Why do employees typically stay on a silo-bound career path, moving ever upward in the same function or business unit? To start, managers may not want to lose their most talented employees to other parts of the business, and they can be reluctant to take a chance on someone from another division, even if the individual has a great reputation. Employees, too, are often skeptical about a new boss who arrives without the “right background” for the job and “without a clue” about how things work around here. Ambitious, high-potential managers tend to see a direct upward trajectory as the shortest route to the executive suite; lateral moves into other functions or to take on special projects seem like unnecessary detours.
But there’s a real price to pay for leaving this pattern unchecked. As Claudio Fernández-Aráoz points out in the following excerpt from his new book, organizations end up with top executives who do not have the perspective and connections needed to lead a whole company effectively. Read on and you’ll discover a more sustainable approach to leader development, one built on a portfolio of challenging leadership experiences.
—Cynthia D. McCauley
An excerpt from chapter 27 of It’s Not the How or the What but the Who: Succeed by Surrounding Yourself with the Best
Recently, I became aware of the case of a Tokyo-based global conglomerate with a highly diversified business portfolio that could not find even one qualified CEO successor. This company, which stretched into all sorts of industries and markets, offering numerous strategic challenges, should have been an ideal training ground for executives. However, only one of its senior managers had worked in more than a single business line. The top twelve leaders had spent an average of just one year working outside of Japan. And their English language skills were quite limited. In sum, none were suitable candidates to succeed the CEO. The sad thing is that all of them had started off strong: they were engineers with an average tenure of more than twenty years in R&D and product strategy and marketing. But that potential had been squandered.
The fact is that giving people bigger jobs with fancier titles and larger salaries won’t make them better. More complex assignments will. Just look at the leaders of ANZ, the global banking group headquartered in Melbourne. Each time an employee identified as having high potential is promoted, the company makes sure it’s not to the same job on a larger scale (in terms of budget and resources) but to an entirely new set of challenges—maybe it’s relocating to a new country, shifting from a staff to a line role, or moving from a turnaround situation to launching a new business unit.

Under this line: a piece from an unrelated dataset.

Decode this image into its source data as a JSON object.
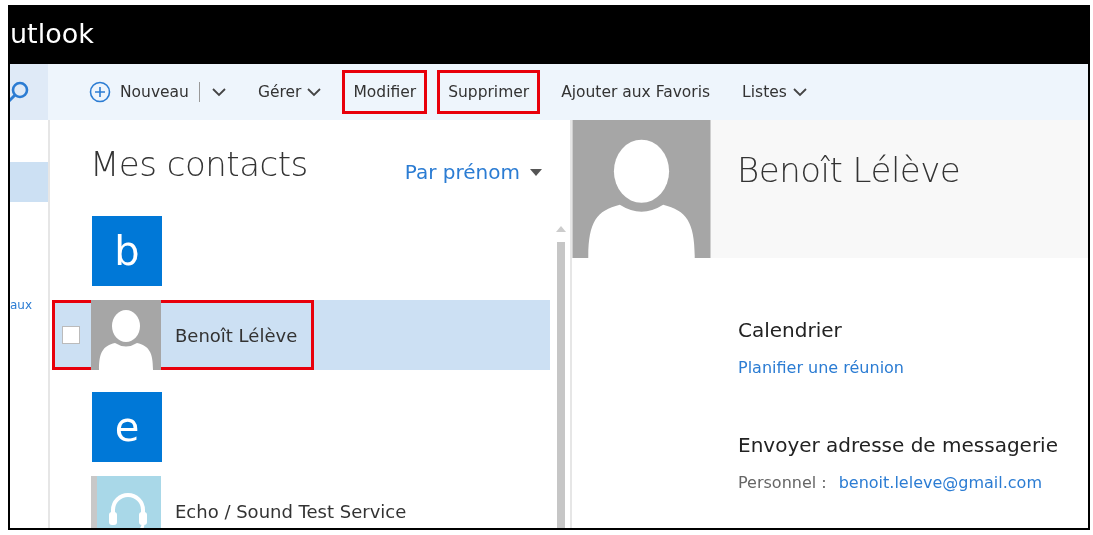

Companies like GE, Unilever, and McKinsey do the same, exposing their highest-potentials to new sectors, new companies, new markets, new situations, and new functions, making themselves leadership factories in the process.
“Giving people bigger jobs with fancier titles and larger salaries won’t make them better.”
Consider the trajectory of Marcelo Martínez Mosquera. After earning a degree in industrial engineering, he joined Techint, a multinational conglomerate with headquarters in Milan and Buenos Aires whose CEO, Paolo Rocca, also shows up in the Hansen, Ibarra, and Peyer list of the world’s best CEOs at number 23. Immediately recognized as a high-potential, Martínez Mosquera was exposed to new realities and complexities with every single early assignment. He was successively rotated through financial, commercial, marketing, and even production roles that exposed him to not only his domestic Argentine market but also the United States, key European clients, and even the opening of exports to Russia and China. All that equipped him to handle the very critical and delicate task of launching a new business that would compete with the company’s clients. Not surprisingly, he was able to do it and quickly become one of the most senior leaders in the group.